The biggest source angst for Manchester United supporters in the post-Fergie era, above anything, was that they were no longer an attacking force.
Any iota of the menace going forward that hallmarked the Sir Alex Ferguson era – that blockbuster, swashbuckling ferocity in the opponent’s half – was effectively destroyed by David Moyes within a month.
And for three years, scant progress was made in cutting this Gordian’s knot, with Louis van Gaal and Jose Mourinho unable to shift the inexplicable inertia slowly depriving Old Trafford of the famous fear factor that placed visiting teams on the back-foot by default all those years ago.
Until now, that is. In Mourinho’s second season, coming off the back of winning the Europa League in May and a successful pre-season, United have been utterly ruthless in front of goal, claiming 16 goals in their opening five Premier League games – an average of over three a game and nearly 30% of last season’s meek total already.
Their latest demolition against Everton was, while far from their most attractive, perhaps the most impressive. Mourinho’s men were unconvincing for large parts, clearly struggling to produce the same momentum guaranteed by the injured Paul Pogba, yet they still won 4-0 and, amazingly, could have scored even more.
The contrast with last year couldn’t be more pronounced: the fatalism that shrouded United’s attacking movements has been replaced with a kind of goalscoring frenzy.

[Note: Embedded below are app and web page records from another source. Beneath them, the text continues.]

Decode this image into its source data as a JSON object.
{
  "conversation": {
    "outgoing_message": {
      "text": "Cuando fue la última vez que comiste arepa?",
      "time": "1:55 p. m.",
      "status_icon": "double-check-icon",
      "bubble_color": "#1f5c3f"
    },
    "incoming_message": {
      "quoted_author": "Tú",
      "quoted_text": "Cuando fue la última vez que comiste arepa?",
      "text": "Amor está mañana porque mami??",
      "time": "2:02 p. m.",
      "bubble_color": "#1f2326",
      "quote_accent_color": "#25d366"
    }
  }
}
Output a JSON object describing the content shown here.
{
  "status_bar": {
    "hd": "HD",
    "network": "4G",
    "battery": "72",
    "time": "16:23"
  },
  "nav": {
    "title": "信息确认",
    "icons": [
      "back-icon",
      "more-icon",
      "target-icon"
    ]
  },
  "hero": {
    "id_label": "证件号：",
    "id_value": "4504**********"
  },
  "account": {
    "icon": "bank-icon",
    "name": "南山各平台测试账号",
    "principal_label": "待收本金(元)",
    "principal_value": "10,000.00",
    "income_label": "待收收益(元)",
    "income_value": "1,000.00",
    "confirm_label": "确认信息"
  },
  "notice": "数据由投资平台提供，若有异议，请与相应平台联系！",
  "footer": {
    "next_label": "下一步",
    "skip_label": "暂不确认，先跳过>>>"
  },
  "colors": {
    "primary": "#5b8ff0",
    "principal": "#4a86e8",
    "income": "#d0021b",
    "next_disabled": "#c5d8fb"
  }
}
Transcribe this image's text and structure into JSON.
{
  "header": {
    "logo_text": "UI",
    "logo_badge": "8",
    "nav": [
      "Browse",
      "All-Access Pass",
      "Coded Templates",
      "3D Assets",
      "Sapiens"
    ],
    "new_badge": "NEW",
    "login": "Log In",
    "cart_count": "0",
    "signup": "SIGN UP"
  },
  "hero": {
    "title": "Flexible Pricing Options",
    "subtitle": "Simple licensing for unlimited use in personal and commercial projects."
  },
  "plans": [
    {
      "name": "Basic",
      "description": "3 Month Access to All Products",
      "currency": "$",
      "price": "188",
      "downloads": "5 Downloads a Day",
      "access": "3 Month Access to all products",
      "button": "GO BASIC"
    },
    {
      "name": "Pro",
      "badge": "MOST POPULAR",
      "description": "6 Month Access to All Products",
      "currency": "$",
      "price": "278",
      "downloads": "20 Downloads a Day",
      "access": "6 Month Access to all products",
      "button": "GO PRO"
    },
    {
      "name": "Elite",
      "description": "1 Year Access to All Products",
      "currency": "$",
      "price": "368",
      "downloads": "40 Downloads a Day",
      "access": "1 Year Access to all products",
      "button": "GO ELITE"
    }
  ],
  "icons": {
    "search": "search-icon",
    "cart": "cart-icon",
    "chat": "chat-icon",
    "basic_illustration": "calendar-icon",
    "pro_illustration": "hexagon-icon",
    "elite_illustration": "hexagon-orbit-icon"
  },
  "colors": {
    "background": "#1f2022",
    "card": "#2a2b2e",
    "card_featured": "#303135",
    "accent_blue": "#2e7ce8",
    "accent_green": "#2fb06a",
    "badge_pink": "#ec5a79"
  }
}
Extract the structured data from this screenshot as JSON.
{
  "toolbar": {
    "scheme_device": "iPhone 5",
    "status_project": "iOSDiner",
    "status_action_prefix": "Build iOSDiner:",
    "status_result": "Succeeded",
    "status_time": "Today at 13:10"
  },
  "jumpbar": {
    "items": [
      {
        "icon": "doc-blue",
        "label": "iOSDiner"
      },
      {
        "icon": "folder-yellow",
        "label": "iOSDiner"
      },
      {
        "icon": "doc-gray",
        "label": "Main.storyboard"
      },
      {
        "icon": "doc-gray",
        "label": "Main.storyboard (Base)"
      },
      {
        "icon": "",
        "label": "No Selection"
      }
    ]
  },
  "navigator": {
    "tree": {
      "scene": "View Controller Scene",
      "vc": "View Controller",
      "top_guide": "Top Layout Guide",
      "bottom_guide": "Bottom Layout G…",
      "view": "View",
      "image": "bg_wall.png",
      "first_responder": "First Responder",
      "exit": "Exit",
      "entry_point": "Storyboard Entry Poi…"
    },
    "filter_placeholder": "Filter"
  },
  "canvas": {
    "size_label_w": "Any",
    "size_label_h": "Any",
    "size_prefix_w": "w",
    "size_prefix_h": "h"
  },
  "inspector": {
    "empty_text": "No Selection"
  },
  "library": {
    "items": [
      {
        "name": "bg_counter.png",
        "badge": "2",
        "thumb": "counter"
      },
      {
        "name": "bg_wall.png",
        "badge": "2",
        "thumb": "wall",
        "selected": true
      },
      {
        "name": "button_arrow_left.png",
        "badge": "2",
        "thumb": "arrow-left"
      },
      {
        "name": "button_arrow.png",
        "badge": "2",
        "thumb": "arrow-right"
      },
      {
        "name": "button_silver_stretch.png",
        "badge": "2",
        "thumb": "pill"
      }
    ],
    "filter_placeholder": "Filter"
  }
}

There is a greater level of control and prowess about this United team when they hold the ball as they continue to move inexorably in the right direction under Mourinho, who has regained that regal arrogance to his persona that was blighted by an aura of glumness – as if burdened by a million problems – last season.
Against Everton in April, United never looked as if they would score, and had to rely on a Zlatan Ibrahimovic penalty to save themselves from complete embarrassment.
This time around, however, you felt as if they were always on the verge of adding a second following Antonio Valencia‘s rip-roaring opener. And that is the crucial difference: an intangible but omnipresent threat of a goal being just around a corner.
An important contributing factor is, of course, the presence of Romelu Lukaku. The Belgian has wasted no time getting settled ever since arriving from Everton for £75m in July, netting seven goals in as many games. United needed somebody who specialises in punishing lesser sides in front of goal over the summer and they could hardly have found a better fit.
But that only tells a fraction of the overall story. United’s renewed verve in front of goal is grounded in no particular individual and instead in a collective thrust towards punishing opponents as one ruthless, indefatigable unit. And it is no wonder that everybody is chipping in with goals: Marcus Rashford and Anthony Martial have been lethal from out wide, while Henrikh Mkhitaryan, Pogba, Marouane Fellaini, Henrikh Mkhitaryan, Eric Bailly and Valencia have all contributed as well.
There is still a long way to go this season. We have only played five games and nothing has been decided yet. But one thing supporters can be certain about is that, finally, United have rediscovered their goalscoring mojo after far too long.